B22 Ride to Philadelphia

When posting a ride for the New York Cycle Club, the ride leader is supposed to rate the rides based on the riding style (A, B, or C) and cruising speed we expect to maintain. I listed Sunday’s ride to Philadelphia as a B-ride, meaning that we would ride as a tight group but wouldn’t be pace-lining, cruising at about 17 MPH on flat terrain. However, I didn’t count on there being a really strong wind out of the north. That 10-15 MPH wind was at our backs the entire day and when it would gust to about 30 MPH, it was like a divine hand pushing us closer towards Philadelphia.

Five of us started pedaling from Bound Brook, New Jersey, at around 8:30 AM. At the beginning of the ride, we got a nice start, averaging close to 17 MPH. That was due to the fact that we were riding at 17-18 MPH and that we had open road ahead of us: there was no reason to slow down or stop. We made really great time to our first stop in Hopewell, twenty-three miles from the start, and continued at an accelerated pace towards the New Jersey-Pennsylvania border. We arrived in Washington Crossing, 35 miles from the start, at about 11:30 AM, where we encountered a dress rehearsal for a reenactment of Washington crossing the Delaware on Christmas night in 1776.

We didn’t have time to watch the whole thing, but we did stop to take a photo with a soldier.

Five Cyclists and a Revolutionary War Reenactor at Washington Crossing

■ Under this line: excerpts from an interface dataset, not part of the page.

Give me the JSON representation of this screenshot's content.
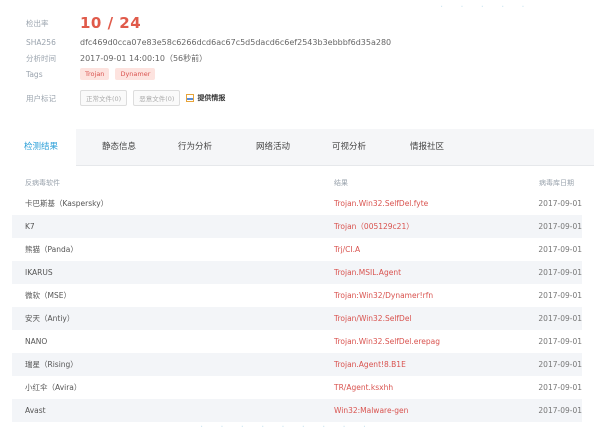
{
  "summary": {
    "ratio_label": "检出率",
    "ratio_value": "10 / 24",
    "sha_label": "SHA256",
    "sha_value": "dfc469d0cca07e83e58c6266dcd6ac67c5d5dacd6c6ef2543b3ebbbf6d35a280",
    "time_label": "分析时间",
    "time_value": "2017-09-01 14:00:10（56秒前）",
    "tags_label": "Tags",
    "tags": [
      "Trojan",
      "Dynamer"
    ],
    "user_label": "用户标记",
    "btn_normal": "正常文件(0)",
    "btn_malicious": "恶意文件(0)",
    "report_label": "提供情报"
  },
  "tabs": [
    "检测结果",
    "静态信息",
    "行为分析",
    "网络活动",
    "可视分析",
    "情报社区"
  ],
  "table": {
    "headers": [
      "反病毒软件",
      "结果",
      "病毒库日期"
    ],
    "rows": [
      {
        "engine": "卡巴斯基（Kaspersky）",
        "result": "Trojan.Win32.SelfDel.fyte",
        "date": "2017-09-01"
      },
      {
        "engine": "K7",
        "result": "Trojan（005129c21）",
        "date": "2017-09-01"
      },
      {
        "engine": "熊猫（Panda）",
        "result": "Trj/CI.A",
        "date": "2017-09-01"
      },
      {
        "engine": "IKARUS",
        "result": "Trojan.MSIL.Agent",
        "date": "2017-09-01"
      },
      {
        "engine": "微软（MSE）",
        "result": "Trojan:Win32/Dynamer!rfn",
        "date": "2017-09-01"
      },
      {
        "engine": "安天（Antiy）",
        "result": "Trojan/Win32.SelfDel",
        "date": "2017-09-01"
      },
      {
        "engine": "NANO",
        "result": "Trojan.Win32.SelfDel.erepag",
        "date": "2017-09-01"
      },
      {
        "engine": "瑞星（Rising）",
        "result": "Trojan.Agent!8.B1E",
        "date": "2017-09-01"
      },
      {
        "engine": "小红伞（Avira）",
        "result": "TR/Agent.ksxhh",
        "date": "2017-09-01"
      },
      {
        "engine": "Avast",
        "result": "Win32:Malware-gen",
        "date": "2017-09-01"
      }
    ]
  },
  "colors": {
    "accent": "#2a9fd8",
    "alert": "#d9534f",
    "tag_bg": "#fde3df"
  }
}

We grabbed lunch in Yardley and even had time to each get a small four-ounce pour at the Vault Brewing, a personal favorite of one of our riders. Afterward, we sped through Pennsylvania, taking a different route than I did in July. Instead of riding through the industrial wasteland between the Delaware River and the Northeast Corridor railroad line, we rode along Trenton Avenue between Morrisville and Bensalem. It turns out that this particular road is designated as bike route PA-E and part of the East Coast Greenway. Over the twenty or so miles west of Yardley, we cruised at around 22 MPH. One guy in our group quipped, “I didn’t realize that this was a B22 ride to Philadelphia.”

Our hustle paid off, we arrived in Old City at around 2:45 PM. It was 15 minutes before our target time, and it gave us almost two hours in town before catching the ghetto train back to New York City.

We toasted our grand effort with a few beers at 2nd Story Brewing.

Cheers at 2nd Story Brewing

When our waitress asked me if I rode to Philadelphia from New York often, at first I said, “no, not often.” But then I realized that this might be a worthwhile ride to keep doing. As long as there’s enough daylight, a swell group of riders, and beer at the end, this really is the best way to get to Philadelphia.